When interest rates rise, it will have an impact on banks. This is because the Bank of England lends money to banks and so when they change the interest rate that they lend at, it has a knock-on effect to all other banks, building societies and financial institutions. This means that individuals will all be affected if they hold a loan or savings. The impact on loans tends to be more immediate because banks do not want to lose out on profits and so if it is more expensive for them to borrow money, they will immediately pass those costs on to people that borrow from them and put up their variable interest rates on loans. For savings the impact tends to be slower.
Savings Interest Changes
Savings account interest tends to be slower to respond to rate changes. This is because banks and building societies are paying out rather than receiving money from you and therefore you having savings with them costs them money. They will not want to pay you more interest than necessary. Often it takes one place upping their rates to cause others to have to so that they can compete with them and they may all try to hold out for as long as possible to make sure that they can make the highest profits they can before upping their rates.

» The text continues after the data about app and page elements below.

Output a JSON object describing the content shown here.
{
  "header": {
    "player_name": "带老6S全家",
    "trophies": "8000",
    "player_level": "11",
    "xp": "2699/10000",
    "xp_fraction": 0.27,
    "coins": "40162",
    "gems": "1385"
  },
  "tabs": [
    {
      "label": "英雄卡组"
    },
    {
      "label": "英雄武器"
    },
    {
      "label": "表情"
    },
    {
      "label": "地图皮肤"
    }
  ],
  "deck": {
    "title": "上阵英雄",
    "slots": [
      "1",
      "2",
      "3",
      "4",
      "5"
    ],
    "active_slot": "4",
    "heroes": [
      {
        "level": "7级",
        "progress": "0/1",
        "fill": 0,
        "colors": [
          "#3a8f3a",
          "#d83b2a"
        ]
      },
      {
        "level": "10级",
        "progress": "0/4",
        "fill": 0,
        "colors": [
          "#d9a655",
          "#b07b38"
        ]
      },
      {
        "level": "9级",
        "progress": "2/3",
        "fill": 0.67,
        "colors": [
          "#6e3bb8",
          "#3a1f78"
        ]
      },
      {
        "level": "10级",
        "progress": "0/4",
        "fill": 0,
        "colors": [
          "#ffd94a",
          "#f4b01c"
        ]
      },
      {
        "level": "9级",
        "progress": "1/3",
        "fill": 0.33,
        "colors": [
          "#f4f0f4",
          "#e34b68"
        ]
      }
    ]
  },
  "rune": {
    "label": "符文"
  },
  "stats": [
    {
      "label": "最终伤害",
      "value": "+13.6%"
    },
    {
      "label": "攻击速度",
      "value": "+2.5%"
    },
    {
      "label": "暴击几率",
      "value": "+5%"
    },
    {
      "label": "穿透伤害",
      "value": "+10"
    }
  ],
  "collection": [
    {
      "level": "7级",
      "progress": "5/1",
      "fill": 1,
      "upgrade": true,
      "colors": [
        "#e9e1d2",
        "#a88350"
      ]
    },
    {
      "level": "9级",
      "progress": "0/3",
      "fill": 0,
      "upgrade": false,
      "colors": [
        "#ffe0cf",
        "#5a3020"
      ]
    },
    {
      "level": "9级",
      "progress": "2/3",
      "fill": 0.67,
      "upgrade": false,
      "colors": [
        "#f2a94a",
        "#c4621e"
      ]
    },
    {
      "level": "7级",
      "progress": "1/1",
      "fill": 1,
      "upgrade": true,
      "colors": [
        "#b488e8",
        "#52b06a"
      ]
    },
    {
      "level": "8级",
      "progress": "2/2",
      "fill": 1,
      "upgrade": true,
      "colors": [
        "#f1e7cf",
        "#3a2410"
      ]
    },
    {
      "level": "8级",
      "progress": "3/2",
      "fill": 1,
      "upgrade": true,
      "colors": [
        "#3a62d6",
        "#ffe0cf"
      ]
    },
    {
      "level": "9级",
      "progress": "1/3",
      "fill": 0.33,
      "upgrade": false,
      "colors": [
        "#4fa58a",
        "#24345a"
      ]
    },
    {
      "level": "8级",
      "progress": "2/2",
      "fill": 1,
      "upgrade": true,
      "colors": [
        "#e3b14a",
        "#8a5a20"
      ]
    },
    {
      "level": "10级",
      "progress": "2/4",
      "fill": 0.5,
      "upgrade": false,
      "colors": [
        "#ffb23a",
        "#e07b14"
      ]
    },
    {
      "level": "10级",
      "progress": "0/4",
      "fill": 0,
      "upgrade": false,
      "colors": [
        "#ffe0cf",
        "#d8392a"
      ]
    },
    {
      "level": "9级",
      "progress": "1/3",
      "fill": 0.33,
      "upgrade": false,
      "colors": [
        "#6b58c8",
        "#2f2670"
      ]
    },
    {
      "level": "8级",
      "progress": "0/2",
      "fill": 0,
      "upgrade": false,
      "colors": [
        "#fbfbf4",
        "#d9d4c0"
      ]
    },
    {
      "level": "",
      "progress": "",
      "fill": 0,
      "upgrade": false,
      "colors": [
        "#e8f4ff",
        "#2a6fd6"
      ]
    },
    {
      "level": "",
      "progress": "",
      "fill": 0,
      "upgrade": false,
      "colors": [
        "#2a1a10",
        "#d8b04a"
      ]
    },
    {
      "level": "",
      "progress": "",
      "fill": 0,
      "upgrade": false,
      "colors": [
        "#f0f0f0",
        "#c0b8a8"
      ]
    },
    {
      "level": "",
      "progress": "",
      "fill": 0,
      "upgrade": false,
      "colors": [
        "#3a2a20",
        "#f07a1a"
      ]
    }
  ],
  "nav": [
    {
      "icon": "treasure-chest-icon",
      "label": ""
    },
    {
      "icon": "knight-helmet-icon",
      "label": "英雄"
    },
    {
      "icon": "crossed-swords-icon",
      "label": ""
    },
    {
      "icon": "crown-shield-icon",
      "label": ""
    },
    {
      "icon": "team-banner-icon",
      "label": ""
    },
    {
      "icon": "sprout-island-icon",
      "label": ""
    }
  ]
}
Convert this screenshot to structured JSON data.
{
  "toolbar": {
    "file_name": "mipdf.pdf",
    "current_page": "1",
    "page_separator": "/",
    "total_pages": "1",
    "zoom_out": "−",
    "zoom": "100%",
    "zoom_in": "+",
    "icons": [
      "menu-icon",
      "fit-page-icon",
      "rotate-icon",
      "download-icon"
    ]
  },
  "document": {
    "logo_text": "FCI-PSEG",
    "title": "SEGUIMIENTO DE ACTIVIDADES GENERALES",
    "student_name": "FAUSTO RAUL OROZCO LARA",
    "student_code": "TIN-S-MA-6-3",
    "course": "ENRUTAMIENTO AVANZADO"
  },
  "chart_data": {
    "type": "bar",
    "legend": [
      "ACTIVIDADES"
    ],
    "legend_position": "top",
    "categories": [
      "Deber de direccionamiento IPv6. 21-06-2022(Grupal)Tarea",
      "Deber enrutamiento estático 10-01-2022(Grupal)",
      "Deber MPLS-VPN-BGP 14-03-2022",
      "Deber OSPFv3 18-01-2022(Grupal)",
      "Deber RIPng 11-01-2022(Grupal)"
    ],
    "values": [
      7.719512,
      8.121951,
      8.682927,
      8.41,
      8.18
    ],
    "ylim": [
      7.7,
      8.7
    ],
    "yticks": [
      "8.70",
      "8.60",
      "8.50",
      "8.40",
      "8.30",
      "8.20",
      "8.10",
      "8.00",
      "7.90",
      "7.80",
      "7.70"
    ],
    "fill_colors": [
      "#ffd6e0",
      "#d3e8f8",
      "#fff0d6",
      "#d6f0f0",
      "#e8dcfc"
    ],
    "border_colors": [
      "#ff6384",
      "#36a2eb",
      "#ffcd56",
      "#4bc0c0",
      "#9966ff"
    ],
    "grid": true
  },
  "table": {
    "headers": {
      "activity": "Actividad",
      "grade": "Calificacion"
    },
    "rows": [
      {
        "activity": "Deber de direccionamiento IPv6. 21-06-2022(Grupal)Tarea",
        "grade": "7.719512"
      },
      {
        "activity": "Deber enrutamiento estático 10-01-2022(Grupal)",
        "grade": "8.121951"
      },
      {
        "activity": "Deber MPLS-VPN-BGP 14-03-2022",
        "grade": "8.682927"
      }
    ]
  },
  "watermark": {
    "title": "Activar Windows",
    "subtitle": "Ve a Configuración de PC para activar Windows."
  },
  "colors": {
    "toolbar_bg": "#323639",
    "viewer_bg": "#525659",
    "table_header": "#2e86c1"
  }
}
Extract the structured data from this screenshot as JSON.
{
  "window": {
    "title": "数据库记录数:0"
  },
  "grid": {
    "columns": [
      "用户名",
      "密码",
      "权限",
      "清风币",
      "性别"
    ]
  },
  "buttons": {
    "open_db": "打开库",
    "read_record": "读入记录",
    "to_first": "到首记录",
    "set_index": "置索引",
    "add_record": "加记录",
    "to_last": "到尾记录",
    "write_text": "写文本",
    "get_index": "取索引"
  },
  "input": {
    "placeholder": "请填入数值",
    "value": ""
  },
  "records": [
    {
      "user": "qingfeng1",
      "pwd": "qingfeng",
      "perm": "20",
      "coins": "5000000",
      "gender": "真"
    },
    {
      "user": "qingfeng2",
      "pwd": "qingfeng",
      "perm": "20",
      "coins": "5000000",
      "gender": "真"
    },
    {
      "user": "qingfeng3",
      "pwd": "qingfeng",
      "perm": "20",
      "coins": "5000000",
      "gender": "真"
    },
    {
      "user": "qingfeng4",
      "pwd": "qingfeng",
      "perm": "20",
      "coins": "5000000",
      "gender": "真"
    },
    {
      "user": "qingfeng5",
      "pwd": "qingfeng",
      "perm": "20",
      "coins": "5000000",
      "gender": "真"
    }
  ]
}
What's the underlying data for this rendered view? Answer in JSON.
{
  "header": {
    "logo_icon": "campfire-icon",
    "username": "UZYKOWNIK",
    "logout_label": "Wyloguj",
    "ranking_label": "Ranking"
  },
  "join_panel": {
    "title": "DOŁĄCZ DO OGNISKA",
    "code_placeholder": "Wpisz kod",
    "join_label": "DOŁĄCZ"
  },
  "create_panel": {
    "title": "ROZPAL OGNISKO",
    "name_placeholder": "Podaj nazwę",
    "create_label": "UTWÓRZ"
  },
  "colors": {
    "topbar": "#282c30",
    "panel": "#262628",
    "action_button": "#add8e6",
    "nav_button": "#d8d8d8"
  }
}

New rates are not always well advertised either so you may need to do some research if you are looking to open a new savings account to put your money into.
Types of Savings
It is good to have an understanding of the different types of savings accounts so that you can pick the best one for you. If rates are rising, then it could be good to save more money but you want to make sure that you put it into the best place. You will find that there are accounts which have low rates that are instant access, which means that you can get your money as soon as you need it. This is great if you want some money for emergencies or if you run out before you get paid. However, if you have an excess of money then you might want to put some into a savings account that pays more interest where you have to leave it in there for a length of time. For example, you will have the option of taking out a bond, which will give you a fixed rate of interest as long as you keep your money in for at least a year. The longer you keep the money in, the more interest you will be able to get. It is a gamble though, as if you tie your money up for three years and interest rates rise rapidly you may actually find you could have done better putting it elsewhere. You may also need the money and not be able to get it. A notice account can be a better solution for some people as you can draw the money out but only after a certain amount of time; perhaps between 30 and 90 days, depending on the terms of the specific account. These will also pay more interest than an instant access account, so could be worth looking at.
Advantages of Saving
There are many advantages to saving and so it is worth doing. If you suddenly need money and you have savings, it means that you will not need to borrow money but you will be able to take some money from those savings instead. This can save you a lot of money because loans are really expensive. There is a peace of mind that goes along with having savings that will help you to feel a lot more confident that if anything happens where you need money, it will be there to help you. There is a fun factor, that if you want a holiday or a treat, then you can use some of your savings for that. Of course, if you spend your savings, then you will need to replace them, but this can be pretty easy to do if you have a monthly payment going from your current account to your savings account each month, on the day that you are paid. Your savings will easily build up and you will have money available when you need it. Even if it is just a small amount each month, you can always put extra chunks of money in the account if you have extra.
Disadvantages of Saving
Savings interest is never normally as high as inflation. Inflation is the rate that prices are increasing and so if savings interest is lower, it means that you will be losing value on the money that you have. If you spend the money today, you may get more items for it, than if you leave it in the bank for a few years and spend it then, as inflation is likely to go up more than the interest rate. However, if you spend the money then you may just use up the items and have nothing to show for the money. So, if you buy a meal out, toys that children grow out of and things like this, then you may not get any more value from the money. Obviously, it depends on what you are buying and how valuable those items or experiences are to you or the person that you give it to. Finding a better rate of interest and getting a balance between saving and spending can really help to give you the best of both.